The athletics revenue for the four big universities totals over $500 million while that of the six smaller schools is a little over $150 million.

These larger schools don’t need athletic fees nearly as much due to higher licensing revenue and greater ticket sales. For example, the University of Georgia made over $56 million in rights and licensing revenue, which includes television contract negotiations and corporate sponsorships among other things, in 2016. That amount alone is nearly $25 million more than Georgia Southern’s entire 2016 athletic revenue! They make so much money that the high cost of running a football program is not an issue. For other schools, however, it can be.

Football programs are extremely expensive. Between the equipment, staff and facilities, universities are shelling out millions of dollars. They are not able to recoup the cost with revenue alone, so they turn to the students to help back the programs.

One of the prime examples of this is Georgia State. Georgia State’s student fees are among the highest in the nation. As of 2016, students are paying over $275 per semester in athletic fees. That’s nearly $220 more than what UGA students pay per semester.

This remarkable difference highlights the circumstances of the two schools. With so much demand for tickets, merchandise and other pieces of the program, the University of Georgia doesn’t need to ask its students for much help financing athletics.

The bottom line is this: student fees are far more valuable to smaller, lower profile schools than their larger counterparts. If students attend a school that is not affiliated with having a premier athletics department, then they will probably be asked to pay a significant amount more than their buddies at universities such as Alabama, Auburn and Georgia.
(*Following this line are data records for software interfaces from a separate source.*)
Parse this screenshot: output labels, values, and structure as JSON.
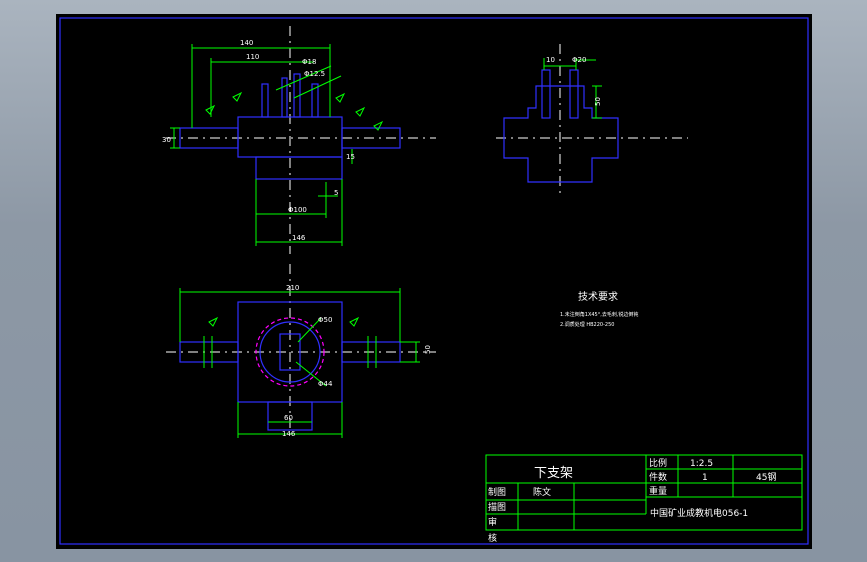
{
  "dimensions": {
    "d140": "140",
    "d110": "110",
    "d10": "10",
    "dphi18": "Φ18",
    "dphi12": "Φ12.5",
    "d5": "5",
    "dphi100": "Φ100",
    "d146": "146",
    "d30": "30",
    "d15": "15",
    "dsec10": "10",
    "dsec20": "Φ20",
    "dsec50": "50",
    "dplan210": "210",
    "dR50": "Φ50",
    "dR44": "Φ44",
    "d60": "60",
    "d146b": "146",
    "d50": "50"
  },
  "notes": {
    "heading": "技术要求",
    "line1": "1.未注倒角1X45°,去毛刺,锐边倒钝",
    "line2": "2.调质处理 HB220-250"
  },
  "title_block": {
    "part_name": "下支架",
    "scale_label": "比例",
    "scale_value": "1:2.5",
    "qty_label": "件数",
    "qty_value": "1",
    "material": "45钢",
    "weight_label": "重量",
    "drawn_label": "制图",
    "drawn_name": "陈文",
    "traced_label": "描图",
    "review_label": "审",
    "check_label": "核",
    "organization": "中国矿业成教机电056-1"
  }
}
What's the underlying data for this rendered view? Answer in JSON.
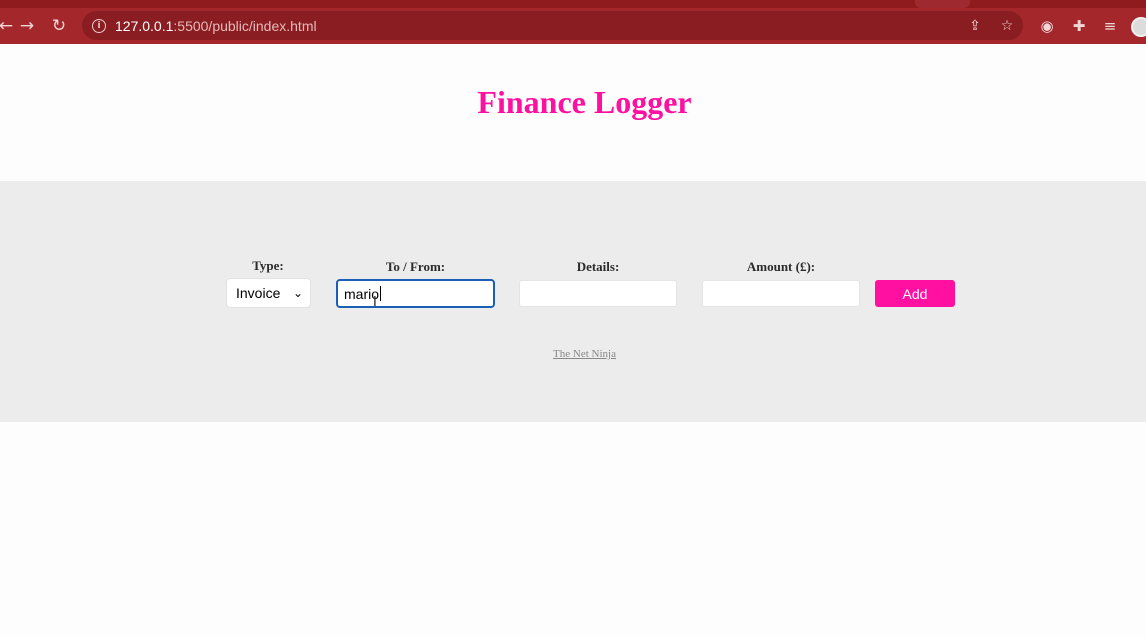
{
  "browser": {
    "url_host": "127.0.0.1",
    "url_path": ":5500/public/index.html",
    "icons": [
      "back-arrow-icon",
      "forward-arrow-icon",
      "reload-icon",
      "info-icon",
      "share-icon",
      "star-icon",
      "incognito-extension-icon",
      "puzzle-extension-icon",
      "media-queue-icon",
      "profile-avatar"
    ]
  },
  "page": {
    "title": "Finance Logger",
    "accent_color": "#ff10a0",
    "band_color": "#ececec"
  },
  "form": {
    "type_label": "Type:",
    "type_selected": "Invoice",
    "tofrom_label": "To / From:",
    "tofrom_value": "mario",
    "details_label": "Details:",
    "details_value": "",
    "amount_label": "Amount (£):",
    "amount_value": "",
    "add_label": "Add"
  },
  "footer": {
    "link_text": "The Net Ninja"
  }
}
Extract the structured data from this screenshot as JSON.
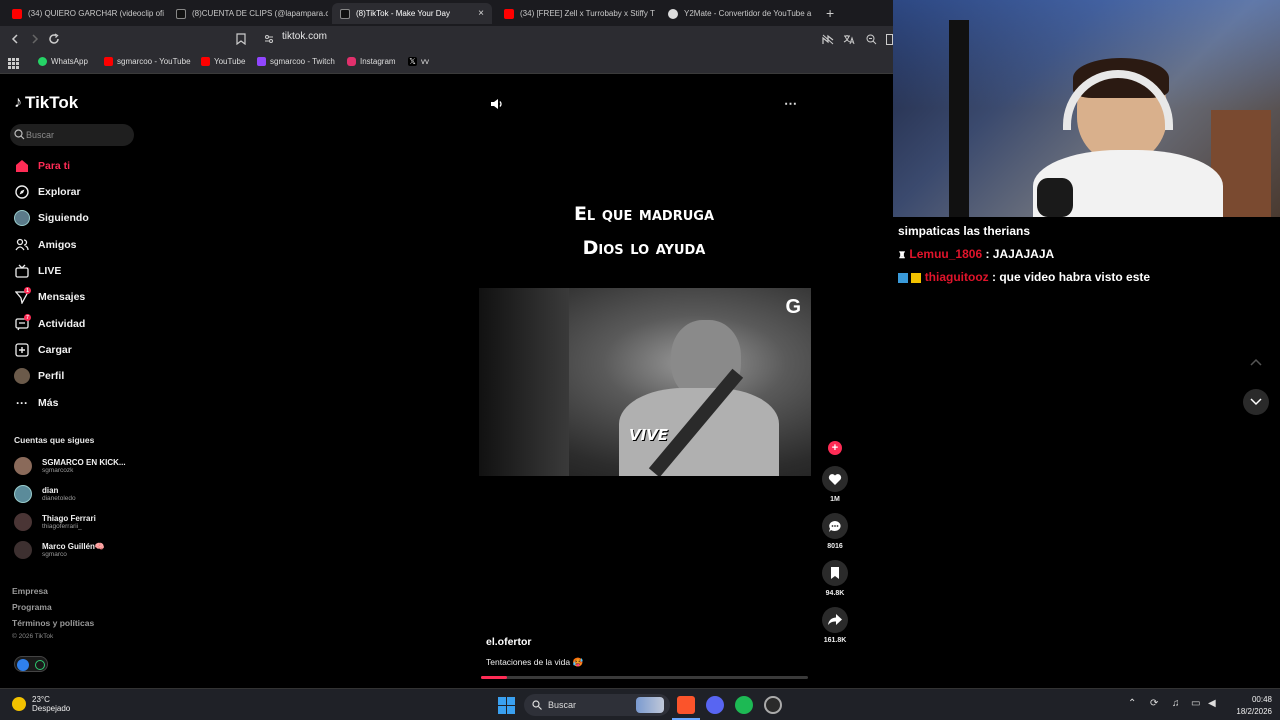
{
  "browser": {
    "tabs": [
      {
        "title": "(34) QUIERO GARCH4R (videoclip ofi",
        "icon": "youtube-icon"
      },
      {
        "title": "(8)CUENTA DE CLIPS (@lapampara.cl",
        "icon": "tiktok-icon"
      },
      {
        "title": "(8)TikTok - Make Your Day",
        "icon": "tiktok-icon",
        "active": true
      },
      {
        "title": "(34) [FREE] Zell x Turrobaby x Stiffy T",
        "icon": "youtube-icon"
      },
      {
        "title": "Y2Mate - Convertidor de YouTube a",
        "icon": "y2mate-icon"
      }
    ],
    "close_glyph": "×",
    "new_tab_glyph": "+",
    "url": "tiktok.com",
    "bookmarks": [
      {
        "label": "WhatsApp",
        "color": "#25d366"
      },
      {
        "label": "sgmarcoo - YouTube",
        "color": "#ff0000"
      },
      {
        "label": "YouTube",
        "color": "#ff0000"
      },
      {
        "label": "sgmarcoo - Twitch",
        "color": "#9146ff"
      },
      {
        "label": "Instagram",
        "color": "#e1306c"
      },
      {
        "label": "vv",
        "color": "#ffffff"
      }
    ]
  },
  "tiktok": {
    "logo": "TikTok",
    "search_placeholder": "Buscar",
    "nav": [
      {
        "label": "Para ti",
        "icon": "home-icon",
        "active": true
      },
      {
        "label": "Explorar",
        "icon": "compass-icon"
      },
      {
        "label": "Siguiendo",
        "icon": "following-avatar-icon"
      },
      {
        "label": "Amigos",
        "icon": "friends-icon"
      },
      {
        "label": "LIVE",
        "icon": "live-icon"
      },
      {
        "label": "Mensajes",
        "icon": "messages-icon",
        "badge": "1"
      },
      {
        "label": "Actividad",
        "icon": "activity-icon",
        "badge": "7"
      },
      {
        "label": "Cargar",
        "icon": "upload-icon"
      },
      {
        "label": "Perfil",
        "icon": "profile-avatar-icon"
      },
      {
        "label": "Más",
        "icon": "more-icon"
      }
    ],
    "following_title": "Cuentas que sigues",
    "following": [
      {
        "name": "SGMARCO EN KICK...",
        "handle": "sgmarcozk"
      },
      {
        "name": "dian",
        "handle": "dianetoledo"
      },
      {
        "name": "Thiago Ferrari",
        "handle": "thiagoferrarii_"
      },
      {
        "name": "Marco Guillén🧠",
        "handle": "sgmarco"
      }
    ],
    "footer": [
      "Empresa",
      "Programa",
      "Términos y políticas"
    ],
    "copyright": "© 2026 TikTok",
    "video": {
      "caption_line1": "El que madruga",
      "caption_line2": "Dios lo ayuda",
      "overlay_text": "VIVE",
      "watermark": "G",
      "author": "el.ofertor",
      "description": "Tentaciones de la vida 🥵",
      "progress": 0.08,
      "more_glyph": "⋯",
      "actions": [
        {
          "name": "follow",
          "count": "",
          "icon": "plus-icon"
        },
        {
          "name": "like",
          "count": "1M",
          "icon": "heart-icon"
        },
        {
          "name": "comment",
          "count": "8016",
          "icon": "comment-icon"
        },
        {
          "name": "save",
          "count": "94.8K",
          "icon": "bookmark-icon"
        },
        {
          "name": "share",
          "count": "161.8K",
          "icon": "share-icon"
        }
      ]
    }
  },
  "chat": {
    "messages": [
      {
        "user": "",
        "text": "simpaticas las therians"
      },
      {
        "user": "Lemuu_1806",
        "text": ": JAJAJAJA"
      },
      {
        "user": "thiaguitooz",
        "text": ": que video habra visto este"
      }
    ]
  },
  "taskbar": {
    "weather_temp": "23°C",
    "weather_desc": "Despejado",
    "search_placeholder": "Buscar",
    "time": "00:48",
    "date": "18/2/2026"
  }
}
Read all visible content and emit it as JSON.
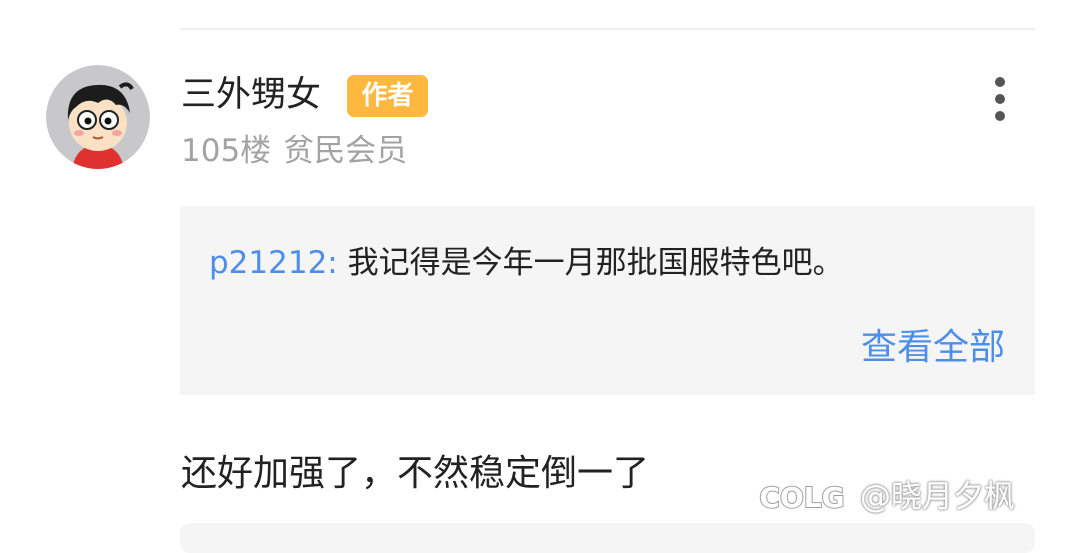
{
  "post": {
    "username": "三外甥女",
    "author_badge": "作者",
    "floor": "105楼",
    "member_level": "贫民会员",
    "quote": {
      "author": "p21212:",
      "text": "我记得是今年一月那批国服特色吧。",
      "view_all_label": "查看全部"
    },
    "content": "还好加强了，不然稳定倒一了"
  },
  "watermark": {
    "text": "@晓月夕枫",
    "logo": "COLG"
  },
  "colors": {
    "link": "#4d8fe8",
    "badge": "#ffb83f",
    "muted": "#a3a3a3",
    "quote_bg": "#f5f5f5"
  },
  "icons": {
    "more": "more-vertical-icon"
  }
}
After UAB shut down their football program, there was a demand to bring it back. Although UAB couldn’t rely on robust ticket sales and generous donations, their students were willing to pay the price to bring their team back. It serves to be an important example of the value that athletics fees can have for some schools. To them, higher athletic fees are worth it in the end.

Information in this story comes from USA Today’s 2015-16 NCAA Finances report, AL.com, chronicle.com, The Atanta Journal-Constitution, The Washington Post and The Red & Black.